Do We Need Pandas? surveys the Earth's biodiversity, its origins and some of the threats it currently faces. It then asks how biodiversity loss will affect the human race. Will we even notice, and if we do, what will we notice? It asks what we should be doing to secure the survival not only of the species with which we share the planet, but of ourselves - and whether we need to be more concerned about ecosystems as a whole than about iconic species.
Publisher: Green Books
Number of pages: 160
Weight: 254 g
Dimensions: 216 x 138 x 11 mm
"Do We Need Pandas? is an accessible and engaging read. The author's ideas are well organised, with specific examples cited to demonstrate what is being discussed." * National Library of Scotland - May 2011 *
"I'm not a scientific expert [...] but I could see the well-reasoned logic of Thompson's argument. And, if all those delegates in Nagoya could read this and note that just $5 billion (US) could solve the most urgent conservation problem, they might be won over, too." * Resource Magazine - November 2010 *
"Closing with reasons to be cheerful, it offers a fresh and fascinating look at a subject of increasing importance." * Positive News - Autumn 2010 *

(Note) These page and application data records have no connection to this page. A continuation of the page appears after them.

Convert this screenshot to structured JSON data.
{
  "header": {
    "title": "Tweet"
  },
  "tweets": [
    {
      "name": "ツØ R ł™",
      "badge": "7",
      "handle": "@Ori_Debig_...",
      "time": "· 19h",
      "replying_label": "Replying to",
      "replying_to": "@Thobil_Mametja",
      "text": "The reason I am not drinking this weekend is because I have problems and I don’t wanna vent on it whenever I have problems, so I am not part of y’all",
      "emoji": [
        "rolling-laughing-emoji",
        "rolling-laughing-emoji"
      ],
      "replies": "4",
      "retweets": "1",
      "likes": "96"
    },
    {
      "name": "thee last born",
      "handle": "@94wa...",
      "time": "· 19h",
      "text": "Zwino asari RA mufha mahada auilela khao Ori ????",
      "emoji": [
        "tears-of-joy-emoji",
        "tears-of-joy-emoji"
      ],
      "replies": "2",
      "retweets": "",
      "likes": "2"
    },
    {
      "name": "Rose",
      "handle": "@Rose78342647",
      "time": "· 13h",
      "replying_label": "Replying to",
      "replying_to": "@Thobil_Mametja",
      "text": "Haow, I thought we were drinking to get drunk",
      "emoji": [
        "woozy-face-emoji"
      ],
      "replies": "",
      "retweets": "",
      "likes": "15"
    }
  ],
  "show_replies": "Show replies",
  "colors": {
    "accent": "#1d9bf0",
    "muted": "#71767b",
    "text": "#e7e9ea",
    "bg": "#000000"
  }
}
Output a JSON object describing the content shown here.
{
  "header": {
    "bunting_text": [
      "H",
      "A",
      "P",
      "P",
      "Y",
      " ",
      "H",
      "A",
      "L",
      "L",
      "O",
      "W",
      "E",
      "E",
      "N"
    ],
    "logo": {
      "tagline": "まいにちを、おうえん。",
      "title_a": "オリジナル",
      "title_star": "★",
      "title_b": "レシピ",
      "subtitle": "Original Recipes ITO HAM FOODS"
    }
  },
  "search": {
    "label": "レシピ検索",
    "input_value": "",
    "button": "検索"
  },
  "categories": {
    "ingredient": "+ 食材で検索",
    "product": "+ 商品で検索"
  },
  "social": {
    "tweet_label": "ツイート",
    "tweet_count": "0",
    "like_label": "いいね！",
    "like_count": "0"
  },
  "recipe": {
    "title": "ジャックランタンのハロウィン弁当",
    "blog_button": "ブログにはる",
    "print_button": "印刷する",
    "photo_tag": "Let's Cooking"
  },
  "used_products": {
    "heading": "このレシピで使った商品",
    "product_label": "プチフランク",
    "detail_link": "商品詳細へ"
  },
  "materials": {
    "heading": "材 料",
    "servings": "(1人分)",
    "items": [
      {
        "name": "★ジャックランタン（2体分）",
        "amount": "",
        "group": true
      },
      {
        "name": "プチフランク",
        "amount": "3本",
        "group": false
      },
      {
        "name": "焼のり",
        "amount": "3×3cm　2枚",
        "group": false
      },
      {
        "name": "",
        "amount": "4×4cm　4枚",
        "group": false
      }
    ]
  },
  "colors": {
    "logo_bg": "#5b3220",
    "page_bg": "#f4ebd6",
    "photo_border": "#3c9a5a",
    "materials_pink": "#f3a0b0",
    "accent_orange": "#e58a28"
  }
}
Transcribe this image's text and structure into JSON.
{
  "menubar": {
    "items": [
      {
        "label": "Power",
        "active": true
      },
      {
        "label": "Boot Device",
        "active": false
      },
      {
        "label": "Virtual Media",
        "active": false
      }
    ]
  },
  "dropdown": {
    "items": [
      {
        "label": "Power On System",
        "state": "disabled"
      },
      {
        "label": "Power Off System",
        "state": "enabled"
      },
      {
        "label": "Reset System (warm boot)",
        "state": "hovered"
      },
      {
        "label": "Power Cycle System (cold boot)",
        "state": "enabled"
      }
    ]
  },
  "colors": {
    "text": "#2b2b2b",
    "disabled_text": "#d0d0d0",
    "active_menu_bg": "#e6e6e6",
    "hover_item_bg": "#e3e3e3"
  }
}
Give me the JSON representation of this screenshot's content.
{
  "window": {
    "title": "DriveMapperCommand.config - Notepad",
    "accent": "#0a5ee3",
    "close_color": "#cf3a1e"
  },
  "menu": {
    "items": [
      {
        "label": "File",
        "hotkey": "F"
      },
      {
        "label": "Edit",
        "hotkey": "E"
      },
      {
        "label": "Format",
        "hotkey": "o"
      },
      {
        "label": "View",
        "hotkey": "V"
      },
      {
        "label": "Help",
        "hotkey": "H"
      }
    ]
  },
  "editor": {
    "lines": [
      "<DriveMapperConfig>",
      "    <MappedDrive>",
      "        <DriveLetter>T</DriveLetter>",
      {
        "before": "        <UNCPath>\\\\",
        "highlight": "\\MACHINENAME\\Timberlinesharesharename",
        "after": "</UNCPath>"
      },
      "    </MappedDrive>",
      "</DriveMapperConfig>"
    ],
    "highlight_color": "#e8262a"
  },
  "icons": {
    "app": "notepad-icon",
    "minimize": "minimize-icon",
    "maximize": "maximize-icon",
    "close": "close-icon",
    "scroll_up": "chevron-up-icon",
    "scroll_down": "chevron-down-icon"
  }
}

"By putting the focus only on what nature can do for us, Thompson leaves open to possibilities that ecosystems that do not deliver sufficient services might be thrown out with all the biodiversity that they contain." * Nature - December 2010 *
"This readable book persuasively explains the calamity of the modern biodiversity crisis and presents a thoughtful analysis of how best to conserve the world's species." * Plant Life - April 2011 *